→ **Aim of the task**: With the pictures omitted, write out the entries that follow exactly as they stand.

Input section start

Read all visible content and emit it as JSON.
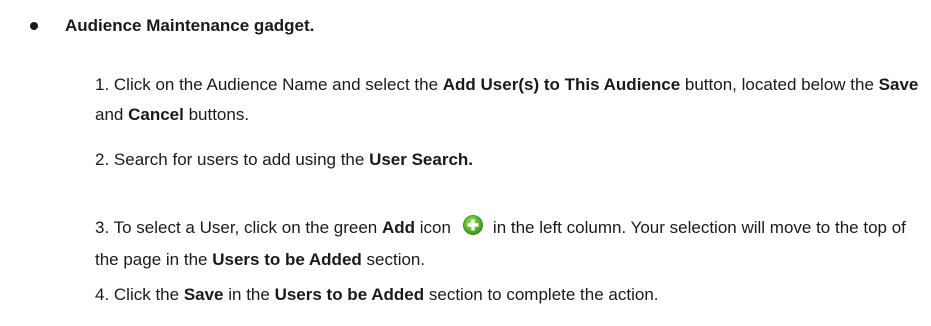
{
  "heading": "Audience Maintenance gadget.",
  "step1": {
    "t1": "1. Click on the Audience Name and select the ",
    "b1": "Add User(s) to This Audience",
    "t2": " button, located below the ",
    "b2": "Save",
    "t3": " and ",
    "b3": "Cancel",
    "t4": " buttons."
  },
  "step2": {
    "t1": "2. Search for users to add using the ",
    "b1": "User Search."
  },
  "step3": {
    "t1": "3. To select a User, click on the green ",
    "b1": "Add",
    "t2": " icon",
    "t3": "in the left column.  Your selection will move to the top of the page in the ",
    "b2": "Users to be Added",
    "t4": " section.",
    "icon": "green-plus-add-icon",
    "icon_color": "#4caf1f"
  },
  "step4": {
    "t1": "4. Click the  ",
    "b1": "Save",
    "t2": " in the ",
    "b2": "Users to be Added",
    "t3": " section to complete the action."
  }
}
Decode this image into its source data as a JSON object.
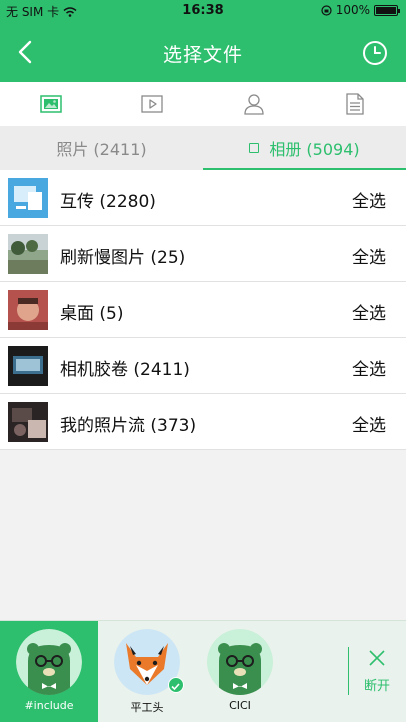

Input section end

→ **Output for this exercise**:
Read all visible content and emit it as JSON.
{
  "heading": "Audience Maintenance gadget.",
  "step1": {
    "t1": "1. Click on the Audience Name and select the ",
    "b1": "Add User(s) to This Audience",
    "t2": " button, located below the ",
    "b2": "Save",
    "t3": " and ",
    "b3": "Cancel",
    "t4": " buttons."
  },
  "step2": {
    "t1": "2. Search for users to add using the ",
    "b1": "User Search."
  },
  "step3": {
    "t1": "3. To select a User, click on the green ",
    "b1": "Add",
    "t2": " icon",
    "t3": "in the left column.  Your selection will move to the top of the page in the ",
    "b2": "Users to be Added",
    "t4": " section.",
    "icon": "green-plus-add-icon",
    "icon_color": "#4caf1f"
  },
  "step4": {
    "t1": "4. Click the  ",
    "b1": "Save",
    "t2": " in the ",
    "b2": "Users to be Added",
    "t3": " section to complete the action."
  }
}
Decode this image into its source data as a JSON object.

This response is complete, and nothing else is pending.